== Provided entries

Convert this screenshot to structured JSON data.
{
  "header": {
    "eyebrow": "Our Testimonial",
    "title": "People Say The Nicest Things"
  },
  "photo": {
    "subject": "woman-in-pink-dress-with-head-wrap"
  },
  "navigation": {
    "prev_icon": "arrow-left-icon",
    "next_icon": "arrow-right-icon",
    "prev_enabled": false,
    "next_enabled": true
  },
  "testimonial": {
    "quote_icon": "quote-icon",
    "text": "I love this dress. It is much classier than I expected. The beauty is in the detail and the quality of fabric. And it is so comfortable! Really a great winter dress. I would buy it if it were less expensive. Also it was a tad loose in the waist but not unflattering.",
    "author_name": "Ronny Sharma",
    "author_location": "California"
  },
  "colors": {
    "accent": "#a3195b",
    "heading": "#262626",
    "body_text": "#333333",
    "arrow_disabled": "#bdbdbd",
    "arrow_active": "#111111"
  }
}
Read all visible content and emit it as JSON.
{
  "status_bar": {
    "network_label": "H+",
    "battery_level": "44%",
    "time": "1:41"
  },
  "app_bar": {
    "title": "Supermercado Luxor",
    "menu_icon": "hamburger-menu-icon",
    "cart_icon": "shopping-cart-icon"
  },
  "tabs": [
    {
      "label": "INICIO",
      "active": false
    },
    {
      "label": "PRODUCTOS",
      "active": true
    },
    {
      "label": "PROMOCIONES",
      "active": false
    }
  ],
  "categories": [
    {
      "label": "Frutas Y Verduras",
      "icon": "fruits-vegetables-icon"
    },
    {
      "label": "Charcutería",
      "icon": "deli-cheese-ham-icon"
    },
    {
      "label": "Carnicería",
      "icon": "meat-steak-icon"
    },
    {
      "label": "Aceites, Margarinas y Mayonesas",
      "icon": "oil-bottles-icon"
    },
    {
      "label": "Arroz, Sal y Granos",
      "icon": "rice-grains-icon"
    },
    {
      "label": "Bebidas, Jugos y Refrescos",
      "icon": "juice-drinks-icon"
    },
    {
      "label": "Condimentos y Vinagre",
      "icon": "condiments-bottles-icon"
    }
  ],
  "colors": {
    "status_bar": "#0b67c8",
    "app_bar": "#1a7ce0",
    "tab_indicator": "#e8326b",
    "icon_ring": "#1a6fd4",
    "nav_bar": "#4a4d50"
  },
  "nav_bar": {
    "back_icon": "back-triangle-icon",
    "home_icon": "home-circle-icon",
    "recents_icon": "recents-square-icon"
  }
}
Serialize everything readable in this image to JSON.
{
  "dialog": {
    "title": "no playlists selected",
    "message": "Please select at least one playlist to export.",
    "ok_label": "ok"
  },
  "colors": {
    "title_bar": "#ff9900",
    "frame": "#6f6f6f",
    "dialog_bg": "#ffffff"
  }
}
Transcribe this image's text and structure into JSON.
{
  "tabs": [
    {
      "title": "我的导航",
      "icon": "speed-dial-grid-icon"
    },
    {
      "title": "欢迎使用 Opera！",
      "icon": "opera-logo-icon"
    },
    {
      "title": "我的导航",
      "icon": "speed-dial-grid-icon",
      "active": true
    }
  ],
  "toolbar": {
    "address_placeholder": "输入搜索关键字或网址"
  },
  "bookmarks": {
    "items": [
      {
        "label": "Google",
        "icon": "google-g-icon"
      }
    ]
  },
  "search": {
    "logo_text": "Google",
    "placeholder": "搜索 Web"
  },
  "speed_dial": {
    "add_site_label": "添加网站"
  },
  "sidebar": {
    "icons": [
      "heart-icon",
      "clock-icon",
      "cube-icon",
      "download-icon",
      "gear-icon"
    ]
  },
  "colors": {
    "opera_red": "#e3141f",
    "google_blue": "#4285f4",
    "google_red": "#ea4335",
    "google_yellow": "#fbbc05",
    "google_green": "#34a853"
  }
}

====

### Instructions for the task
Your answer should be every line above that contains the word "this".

### Exercise result
Convert this screenshot to structured JSON data.
    "text": "I love this dress. It is much classier than I expected. The beauty is in the detail and the quality of fabric. And it is so comfortable! Really a great winter dress. I would buy it if it were less expensive. Also it was a tad loose in the waist but not unflattering.",
Serialize everything readable in this image to JSON.
Transcribe this image's text and structure into JSON.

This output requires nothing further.